[EXTRACTED INFORMATION]

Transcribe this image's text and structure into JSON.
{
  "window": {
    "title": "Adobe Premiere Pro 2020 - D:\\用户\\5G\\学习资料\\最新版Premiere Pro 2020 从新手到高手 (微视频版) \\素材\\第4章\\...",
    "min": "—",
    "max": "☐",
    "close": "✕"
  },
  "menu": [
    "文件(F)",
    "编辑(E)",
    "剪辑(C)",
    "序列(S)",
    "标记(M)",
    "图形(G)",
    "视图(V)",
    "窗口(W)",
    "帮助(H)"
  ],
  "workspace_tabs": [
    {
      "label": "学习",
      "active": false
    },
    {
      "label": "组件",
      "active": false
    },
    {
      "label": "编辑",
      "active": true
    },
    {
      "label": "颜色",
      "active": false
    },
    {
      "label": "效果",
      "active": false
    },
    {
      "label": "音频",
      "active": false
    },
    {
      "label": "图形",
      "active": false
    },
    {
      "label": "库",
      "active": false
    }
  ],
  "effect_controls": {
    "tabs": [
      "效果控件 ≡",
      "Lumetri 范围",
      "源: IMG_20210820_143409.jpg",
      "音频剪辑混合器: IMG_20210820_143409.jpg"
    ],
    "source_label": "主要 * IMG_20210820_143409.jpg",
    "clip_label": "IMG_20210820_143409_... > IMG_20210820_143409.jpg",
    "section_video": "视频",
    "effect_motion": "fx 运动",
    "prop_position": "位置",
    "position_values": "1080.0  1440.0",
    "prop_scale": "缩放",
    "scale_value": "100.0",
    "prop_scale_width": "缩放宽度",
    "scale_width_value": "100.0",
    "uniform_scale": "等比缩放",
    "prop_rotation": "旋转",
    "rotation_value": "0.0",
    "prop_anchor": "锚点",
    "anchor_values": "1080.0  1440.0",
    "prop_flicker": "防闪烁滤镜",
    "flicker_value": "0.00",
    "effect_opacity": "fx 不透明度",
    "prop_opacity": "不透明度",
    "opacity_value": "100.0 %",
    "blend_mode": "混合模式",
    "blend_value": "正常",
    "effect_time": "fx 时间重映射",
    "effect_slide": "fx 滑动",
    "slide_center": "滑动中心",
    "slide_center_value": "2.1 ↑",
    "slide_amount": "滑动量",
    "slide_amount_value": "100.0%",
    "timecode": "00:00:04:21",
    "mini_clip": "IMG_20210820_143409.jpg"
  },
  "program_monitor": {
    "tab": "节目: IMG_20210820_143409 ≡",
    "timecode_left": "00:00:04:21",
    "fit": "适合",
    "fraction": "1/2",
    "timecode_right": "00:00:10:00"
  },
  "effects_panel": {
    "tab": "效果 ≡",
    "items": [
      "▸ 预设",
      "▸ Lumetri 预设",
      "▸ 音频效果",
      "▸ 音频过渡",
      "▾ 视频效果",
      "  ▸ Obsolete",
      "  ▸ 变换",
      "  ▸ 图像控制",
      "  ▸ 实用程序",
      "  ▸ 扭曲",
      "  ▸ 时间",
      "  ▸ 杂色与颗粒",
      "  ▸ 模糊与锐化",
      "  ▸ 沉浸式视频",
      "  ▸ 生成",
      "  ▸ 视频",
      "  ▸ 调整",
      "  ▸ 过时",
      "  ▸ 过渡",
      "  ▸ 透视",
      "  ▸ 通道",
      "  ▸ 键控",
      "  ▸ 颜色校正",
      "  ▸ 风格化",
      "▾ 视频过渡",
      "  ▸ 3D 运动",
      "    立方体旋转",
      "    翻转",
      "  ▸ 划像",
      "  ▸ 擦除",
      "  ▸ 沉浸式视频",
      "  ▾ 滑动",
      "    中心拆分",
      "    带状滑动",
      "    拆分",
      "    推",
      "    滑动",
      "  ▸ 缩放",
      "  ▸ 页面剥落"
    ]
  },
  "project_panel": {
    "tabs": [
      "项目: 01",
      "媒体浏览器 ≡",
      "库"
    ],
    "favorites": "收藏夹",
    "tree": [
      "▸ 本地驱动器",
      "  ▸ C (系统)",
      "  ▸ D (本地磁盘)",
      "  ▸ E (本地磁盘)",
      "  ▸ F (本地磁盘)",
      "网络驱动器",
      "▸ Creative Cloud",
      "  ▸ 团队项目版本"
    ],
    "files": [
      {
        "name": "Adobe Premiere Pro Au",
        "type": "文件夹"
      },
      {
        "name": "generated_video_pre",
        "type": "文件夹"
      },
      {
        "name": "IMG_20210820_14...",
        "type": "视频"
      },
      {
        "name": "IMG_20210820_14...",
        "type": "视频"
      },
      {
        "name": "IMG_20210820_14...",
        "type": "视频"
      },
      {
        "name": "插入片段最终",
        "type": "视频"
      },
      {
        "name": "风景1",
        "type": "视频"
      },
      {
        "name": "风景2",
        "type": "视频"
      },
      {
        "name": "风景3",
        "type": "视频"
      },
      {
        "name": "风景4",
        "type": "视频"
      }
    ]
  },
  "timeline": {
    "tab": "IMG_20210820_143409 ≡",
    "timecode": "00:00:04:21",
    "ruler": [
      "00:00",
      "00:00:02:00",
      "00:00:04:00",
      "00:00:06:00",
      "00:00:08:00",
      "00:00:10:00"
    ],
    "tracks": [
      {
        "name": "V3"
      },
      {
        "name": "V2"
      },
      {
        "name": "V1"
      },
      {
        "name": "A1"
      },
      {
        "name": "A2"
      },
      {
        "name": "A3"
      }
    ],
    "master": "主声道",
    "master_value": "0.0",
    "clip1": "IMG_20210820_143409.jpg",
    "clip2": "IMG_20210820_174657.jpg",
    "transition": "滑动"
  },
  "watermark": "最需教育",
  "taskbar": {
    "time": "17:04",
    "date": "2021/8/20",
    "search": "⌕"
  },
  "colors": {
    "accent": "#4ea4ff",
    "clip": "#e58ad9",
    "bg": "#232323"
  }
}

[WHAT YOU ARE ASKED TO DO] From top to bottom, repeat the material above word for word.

[EXERCISE SOLUTION]
Transcribe this image's text and structure into JSON.
{
  "window": {
    "title": "Adobe Premiere Pro 2020 - D:\\用户\\5G\\学习资料\\最新版Premiere Pro 2020 从新手到高手 (微视频版) \\素材\\第4章\\...",
    "min": "—",
    "max": "☐",
    "close": "✕"
  },
  "menu": [
    "文件(F)",
    "编辑(E)",
    "剪辑(C)",
    "序列(S)",
    "标记(M)",
    "图形(G)",
    "视图(V)",
    "窗口(W)",
    "帮助(H)"
  ],
  "workspace_tabs": [
    {
      "label": "学习",
      "active": false
    },
    {
      "label": "组件",
      "active": false
    },
    {
      "label": "编辑",
      "active": true
    },
    {
      "label": "颜色",
      "active": false
    },
    {
      "label": "效果",
      "active": false
    },
    {
      "label": "音频",
      "active": false
    },
    {
      "label": "图形",
      "active": false
    },
    {
      "label": "库",
      "active": false
    }
  ],
  "effect_controls": {
    "tabs": [
      "效果控件 ≡",
      "Lumetri 范围",
      "源: IMG_20210820_143409.jpg",
      "音频剪辑混合器: IMG_20210820_143409.jpg"
    ],
    "source_label": "主要 * IMG_20210820_143409.jpg",
    "clip_label": "IMG_20210820_143409_... > IMG_20210820_143409.jpg",
    "section_video": "视频",
    "effect_motion": "fx 运动",
    "prop_position": "位置",
    "position_values": "1080.0  1440.0",
    "prop_scale": "缩放",
    "scale_value": "100.0",
    "prop_scale_width": "缩放宽度",
    "scale_width_value": "100.0",
    "uniform_scale": "等比缩放",
    "prop_rotation": "旋转",
    "rotation_value": "0.0",
    "prop_anchor": "锚点",
    "anchor_values": "1080.0  1440.0",
    "prop_flicker": "防闪烁滤镜",
    "flicker_value": "0.00",
    "effect_opacity": "fx 不透明度",
    "prop_opacity": "不透明度",
    "opacity_value": "100.0 %",
    "blend_mode": "混合模式",
    "blend_value": "正常",
    "effect_time": "fx 时间重映射",
    "effect_slide": "fx 滑动",
    "slide_center": "滑动中心",
    "slide_center_value": "2.1 ↑",
    "slide_amount": "滑动量",
    "slide_amount_value": "100.0%",
    "timecode": "00:00:04:21",
    "mini_clip": "IMG_20210820_143409.jpg"
  },
  "program_monitor": {
    "tab": "节目: IMG_20210820_143409 ≡",
    "timecode_left": "00:00:04:21",
    "fit": "适合",
    "fraction": "1/2",
    "timecode_right": "00:00:10:00"
  },
  "effects_panel": {
    "tab": "效果 ≡",
    "items": [
      "▸ 预设",
      "▸ Lumetri 预设",
      "▸ 音频效果",
      "▸ 音频过渡",
      "▾ 视频效果",
      "  ▸ Obsolete",
      "  ▸ 变换",
      "  ▸ 图像控制",
      "  ▸ 实用程序",
      "  ▸ 扭曲",
      "  ▸ 时间",
      "  ▸ 杂色与颗粒",
      "  ▸ 模糊与锐化",
      "  ▸ 沉浸式视频",
      "  ▸ 生成",
      "  ▸ 视频",
      "  ▸ 调整",
      "  ▸ 过时",
      "  ▸ 过渡",
      "  ▸ 透视",
      "  ▸ 通道",
      "  ▸ 键控",
      "  ▸ 颜色校正",
      "  ▸ 风格化",
      "▾ 视频过渡",
      "  ▸ 3D 运动",
      "    立方体旋转",
      "    翻转",
      "  ▸ 划像",
      "  ▸ 擦除",
      "  ▸ 沉浸式视频",
      "  ▾ 滑动",
      "    中心拆分",
      "    带状滑动",
      "    拆分",
      "    推",
      "    滑动",
      "  ▸ 缩放",
      "  ▸ 页面剥落"
    ]
  },
  "project_panel": {
    "tabs": [
      "项目: 01",
      "媒体浏览器 ≡",
      "库"
    ],
    "favorites": "收藏夹",
    "tree": [
      "▸ 本地驱动器",
      "  ▸ C (系统)",
      "  ▸ D (本地磁盘)",
      "  ▸ E (本地磁盘)",
      "  ▸ F (本地磁盘)",
      "网络驱动器",
      "▸ Creative Cloud",
      "  ▸ 团队项目版本"
    ],
    "files": [
      {
        "name": "Adobe Premiere Pro Au",
        "type": "文件夹"
      },
      {
        "name": "generated_video_pre",
        "type": "文件夹"
      },
      {
        "name": "IMG_20210820_14...",
        "type": "视频"
      },
      {
        "name": "IMG_20210820_14...",
        "type": "视频"
      },
      {
        "name": "IMG_20210820_14...",
        "type": "视频"
      },
      {
        "name": "插入片段最终",
        "type": "视频"
      },
      {
        "name": "风景1",
        "type": "视频"
      },
      {
        "name": "风景2",
        "type": "视频"
      },
      {
        "name": "风景3",
        "type": "视频"
      },
      {
        "name": "风景4",
        "type": "视频"
      }
    ]
  },
  "timeline": {
    "tab": "IMG_20210820_143409 ≡",
    "timecode": "00:00:04:21",
    "ruler": [
      "00:00",
      "00:00:02:00",
      "00:00:04:00",
      "00:00:06:00",
      "00:00:08:00",
      "00:00:10:00"
    ],
    "tracks": [
      {
        "name": "V3"
      },
      {
        "name": "V2"
      },
      {
        "name": "V1"
      },
      {
        "name": "A1"
      },
      {
        "name": "A2"
      },
      {
        "name": "A3"
      }
    ],
    "master": "主声道",
    "master_value": "0.0",
    "clip1": "IMG_20210820_143409.jpg",
    "clip2": "IMG_20210820_174657.jpg",
    "transition": "滑动"
  },
  "watermark": "最需教育",
  "taskbar": {
    "time": "17:04",
    "date": "2021/8/20",
    "search": "⌕"
  },
  "colors": {
    "accent": "#4ea4ff",
    "clip": "#e58ad9",
    "bg": "#232323"
  }
}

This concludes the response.